Polish and Estonian PMs discuss security and infrastructure co-operation
The NATO Summit in Warsaw and bilateral cooperation in infrastructure projects, including Via Baltica and Rail Baltica –were among the issues discussed at Wednesday’s meeting between Polish Prime Minister Beata Szydlo and her Estonian counterpart, Taavi Roivas.
“In organizational terms, we are preparing for the NATO Summit very intensively. But most of all, we want the decisions made at the summit to fulfil member states’ expectations and confirm that the security of Europe and our region, including Poland and Estonia, will be strengthened,” Beata Szydlo said at a press conference after the meeting.
Estonian Prime Minister stressed that Poland plays a very important role in boosting the region’s security. He pointed out that Estonia and Poland are the only countries in the region which spend more than 2% of GDP on defence. Roivas said he was glad that Poland is hosting the upcoming NATO Summit.
Roivas underlined that NATO is a defence-oriented organization which is simply “reacting to Russia’s actions in Ukraine and its aggressive behaviour in the Baltic region.”
“Russia is unfortunately still undermining the international order, stability and security situation in the Baltic Sea region, Ukraine as well as in Syria. As long as the Minsk Agreements are not fully implemented and Ukraine’s territorial integrity is not guaranteed, the European Union will be forced to continue a policy of sanctions against Russia,” the Estonian Prime Minister said.
Szydlo and Roivas also discussed shared economic projects. “There is a lot we have in common in terms of infrastructure; there are common projects we are working on together and that we want to implement by using EU funds,” Prime Minister Szydlo said.
In this context, she mentioned the Via Baltica and Rail Baltica initiatives. “We will participate very actively in the implementation of these projects,” the Polish Prime Minister said.
The Polish and Estonian Prime Ministers also discussed European issues such as the migration crisis and July’s referendum in Great Britain deciding whether or not the country will remain a member of the European Union. “We agreed that at this point, our position is identical – we both want the UK to stay in the EU,” said Beata Szydlo.
Speaking on the migration crisis, the Estonian Prime Minister stressed that his country “is going to do what is needed in this matter as it understands the need to demonstrate solidarity.” “We will fulfil our obligations but unfortunately we also see polarization between EU member states when it comes to the migration crisis. We need to find a new way to deal with such issues in the future.
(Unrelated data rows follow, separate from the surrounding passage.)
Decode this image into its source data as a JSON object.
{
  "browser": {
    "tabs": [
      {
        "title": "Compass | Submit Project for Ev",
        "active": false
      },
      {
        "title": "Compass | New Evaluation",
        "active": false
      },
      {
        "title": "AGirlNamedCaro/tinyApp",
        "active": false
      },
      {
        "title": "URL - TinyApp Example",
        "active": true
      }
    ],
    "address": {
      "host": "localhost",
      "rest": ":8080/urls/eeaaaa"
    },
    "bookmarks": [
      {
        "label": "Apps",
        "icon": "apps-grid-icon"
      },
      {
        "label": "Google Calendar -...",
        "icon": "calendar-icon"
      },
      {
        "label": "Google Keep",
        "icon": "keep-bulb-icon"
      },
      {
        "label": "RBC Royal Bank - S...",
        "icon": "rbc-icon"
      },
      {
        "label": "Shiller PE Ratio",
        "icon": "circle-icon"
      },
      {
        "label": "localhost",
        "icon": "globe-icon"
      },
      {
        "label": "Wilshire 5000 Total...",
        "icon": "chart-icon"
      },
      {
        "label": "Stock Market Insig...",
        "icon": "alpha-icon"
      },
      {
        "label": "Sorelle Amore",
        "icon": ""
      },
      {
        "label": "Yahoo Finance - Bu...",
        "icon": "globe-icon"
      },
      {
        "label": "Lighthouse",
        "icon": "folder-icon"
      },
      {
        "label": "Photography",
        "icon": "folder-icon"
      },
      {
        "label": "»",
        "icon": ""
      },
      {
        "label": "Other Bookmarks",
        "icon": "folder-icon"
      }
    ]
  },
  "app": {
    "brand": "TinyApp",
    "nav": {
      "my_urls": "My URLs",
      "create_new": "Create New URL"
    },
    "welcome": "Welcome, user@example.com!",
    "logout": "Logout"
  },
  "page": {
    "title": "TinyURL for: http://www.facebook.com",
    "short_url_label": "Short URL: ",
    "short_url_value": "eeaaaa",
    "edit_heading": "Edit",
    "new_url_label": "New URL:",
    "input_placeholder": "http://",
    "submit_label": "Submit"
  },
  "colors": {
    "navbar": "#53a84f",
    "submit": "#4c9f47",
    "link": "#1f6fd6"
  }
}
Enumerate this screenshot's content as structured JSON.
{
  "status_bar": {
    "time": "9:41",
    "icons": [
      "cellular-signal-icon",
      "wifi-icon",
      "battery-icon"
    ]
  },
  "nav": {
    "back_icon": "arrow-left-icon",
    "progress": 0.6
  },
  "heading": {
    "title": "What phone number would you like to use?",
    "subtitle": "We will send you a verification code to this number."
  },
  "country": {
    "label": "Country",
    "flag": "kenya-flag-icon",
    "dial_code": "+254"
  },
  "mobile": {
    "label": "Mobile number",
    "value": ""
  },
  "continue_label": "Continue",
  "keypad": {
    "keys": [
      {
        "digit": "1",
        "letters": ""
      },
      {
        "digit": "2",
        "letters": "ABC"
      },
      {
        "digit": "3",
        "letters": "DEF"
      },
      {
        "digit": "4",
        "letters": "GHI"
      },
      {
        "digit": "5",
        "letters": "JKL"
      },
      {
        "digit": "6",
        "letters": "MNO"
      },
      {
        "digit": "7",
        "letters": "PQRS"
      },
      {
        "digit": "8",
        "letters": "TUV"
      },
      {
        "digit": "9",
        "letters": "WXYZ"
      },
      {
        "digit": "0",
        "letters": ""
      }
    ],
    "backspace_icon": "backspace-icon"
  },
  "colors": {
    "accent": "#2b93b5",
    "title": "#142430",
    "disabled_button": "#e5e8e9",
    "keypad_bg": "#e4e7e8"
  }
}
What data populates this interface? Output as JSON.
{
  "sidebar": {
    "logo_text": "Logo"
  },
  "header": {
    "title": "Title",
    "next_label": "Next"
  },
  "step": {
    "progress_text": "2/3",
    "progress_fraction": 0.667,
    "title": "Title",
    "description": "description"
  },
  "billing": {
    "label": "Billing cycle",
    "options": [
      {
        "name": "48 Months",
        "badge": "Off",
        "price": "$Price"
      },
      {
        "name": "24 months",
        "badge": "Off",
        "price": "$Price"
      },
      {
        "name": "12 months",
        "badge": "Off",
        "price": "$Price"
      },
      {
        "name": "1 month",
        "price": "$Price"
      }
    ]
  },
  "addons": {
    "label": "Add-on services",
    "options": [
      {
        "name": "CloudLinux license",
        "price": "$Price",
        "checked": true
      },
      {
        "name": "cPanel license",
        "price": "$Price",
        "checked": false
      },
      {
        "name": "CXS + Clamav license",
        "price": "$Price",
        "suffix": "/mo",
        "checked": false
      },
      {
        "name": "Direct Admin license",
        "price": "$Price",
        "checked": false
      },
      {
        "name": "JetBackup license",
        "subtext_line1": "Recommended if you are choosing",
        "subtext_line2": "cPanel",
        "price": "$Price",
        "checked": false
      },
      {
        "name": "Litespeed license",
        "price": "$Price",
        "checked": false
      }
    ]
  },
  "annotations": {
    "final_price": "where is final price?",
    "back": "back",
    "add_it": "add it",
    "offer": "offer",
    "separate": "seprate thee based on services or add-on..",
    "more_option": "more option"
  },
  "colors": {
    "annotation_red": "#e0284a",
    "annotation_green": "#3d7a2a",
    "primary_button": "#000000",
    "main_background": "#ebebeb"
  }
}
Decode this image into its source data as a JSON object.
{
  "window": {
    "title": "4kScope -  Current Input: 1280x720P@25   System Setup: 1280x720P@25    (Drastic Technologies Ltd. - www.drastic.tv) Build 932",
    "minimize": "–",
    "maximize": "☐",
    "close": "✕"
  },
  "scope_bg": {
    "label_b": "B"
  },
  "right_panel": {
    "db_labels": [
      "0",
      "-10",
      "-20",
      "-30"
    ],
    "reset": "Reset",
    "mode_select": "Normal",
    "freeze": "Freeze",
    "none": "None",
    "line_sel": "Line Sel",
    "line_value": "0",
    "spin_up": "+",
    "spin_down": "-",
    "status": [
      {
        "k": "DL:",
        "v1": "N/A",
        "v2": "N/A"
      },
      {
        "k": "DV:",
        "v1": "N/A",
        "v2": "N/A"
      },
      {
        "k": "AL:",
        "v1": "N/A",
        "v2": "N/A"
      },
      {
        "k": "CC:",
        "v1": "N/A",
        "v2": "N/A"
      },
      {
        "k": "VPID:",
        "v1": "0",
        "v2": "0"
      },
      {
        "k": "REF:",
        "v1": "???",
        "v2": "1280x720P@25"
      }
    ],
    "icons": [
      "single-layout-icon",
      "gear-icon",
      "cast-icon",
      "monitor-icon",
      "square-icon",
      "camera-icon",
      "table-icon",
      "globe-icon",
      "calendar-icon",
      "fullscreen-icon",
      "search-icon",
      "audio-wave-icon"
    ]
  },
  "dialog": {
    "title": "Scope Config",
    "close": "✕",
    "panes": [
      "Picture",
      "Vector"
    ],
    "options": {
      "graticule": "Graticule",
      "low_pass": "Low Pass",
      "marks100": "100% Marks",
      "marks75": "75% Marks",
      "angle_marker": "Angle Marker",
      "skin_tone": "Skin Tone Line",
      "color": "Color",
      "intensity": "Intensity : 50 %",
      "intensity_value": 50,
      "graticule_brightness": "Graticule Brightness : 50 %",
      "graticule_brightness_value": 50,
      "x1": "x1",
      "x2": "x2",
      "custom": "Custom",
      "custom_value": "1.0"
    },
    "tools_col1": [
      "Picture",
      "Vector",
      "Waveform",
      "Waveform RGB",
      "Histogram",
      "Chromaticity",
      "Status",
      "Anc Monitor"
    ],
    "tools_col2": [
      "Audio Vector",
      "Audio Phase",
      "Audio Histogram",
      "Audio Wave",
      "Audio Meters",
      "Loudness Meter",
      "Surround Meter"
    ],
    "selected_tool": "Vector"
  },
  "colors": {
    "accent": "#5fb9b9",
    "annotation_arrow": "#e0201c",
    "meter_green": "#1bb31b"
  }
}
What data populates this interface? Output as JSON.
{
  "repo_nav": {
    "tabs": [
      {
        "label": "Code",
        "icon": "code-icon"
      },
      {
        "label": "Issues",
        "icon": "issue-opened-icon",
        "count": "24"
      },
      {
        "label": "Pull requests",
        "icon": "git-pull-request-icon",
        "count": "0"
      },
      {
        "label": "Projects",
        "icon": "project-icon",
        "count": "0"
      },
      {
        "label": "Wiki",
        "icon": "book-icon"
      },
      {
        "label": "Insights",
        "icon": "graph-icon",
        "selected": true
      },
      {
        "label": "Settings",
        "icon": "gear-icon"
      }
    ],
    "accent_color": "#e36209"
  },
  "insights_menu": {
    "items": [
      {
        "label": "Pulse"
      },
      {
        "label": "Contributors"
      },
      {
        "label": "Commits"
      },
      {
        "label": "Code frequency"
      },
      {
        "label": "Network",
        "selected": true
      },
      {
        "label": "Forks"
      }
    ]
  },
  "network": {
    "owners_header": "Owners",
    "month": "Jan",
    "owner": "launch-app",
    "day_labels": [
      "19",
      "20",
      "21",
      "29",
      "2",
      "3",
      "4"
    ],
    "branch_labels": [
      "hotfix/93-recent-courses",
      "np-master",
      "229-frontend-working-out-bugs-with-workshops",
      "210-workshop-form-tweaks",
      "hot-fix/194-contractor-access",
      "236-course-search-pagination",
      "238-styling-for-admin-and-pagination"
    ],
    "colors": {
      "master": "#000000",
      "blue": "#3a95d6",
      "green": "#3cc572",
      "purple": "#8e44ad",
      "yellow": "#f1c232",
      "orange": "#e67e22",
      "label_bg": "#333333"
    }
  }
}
I am afraid that the recent proposal of automatic and obligatory mechanisms will undermine the EU’s unity,” Estonia’s head of government said.
Other issues discussed at the meeting included the situation in Ukraine and the Eastern Partnership as well as cooperation in the field of e-administration and new technologies.
Prime Minster Szydlo underlined that Estonia is not only an important business and political partner for Poland but also a partner in terms of security. “I hope that as of today, I am able to say that our two countries are connected by very strong ties of friendship,” Minister Szydlo said.
In response to these words, Roivas said that Poland is a country which shares a common history with Estonia but also common fears and areas of responsibility. The Estonian Prime Minister confirmed that Polish-Estonian relations “have been excellent”.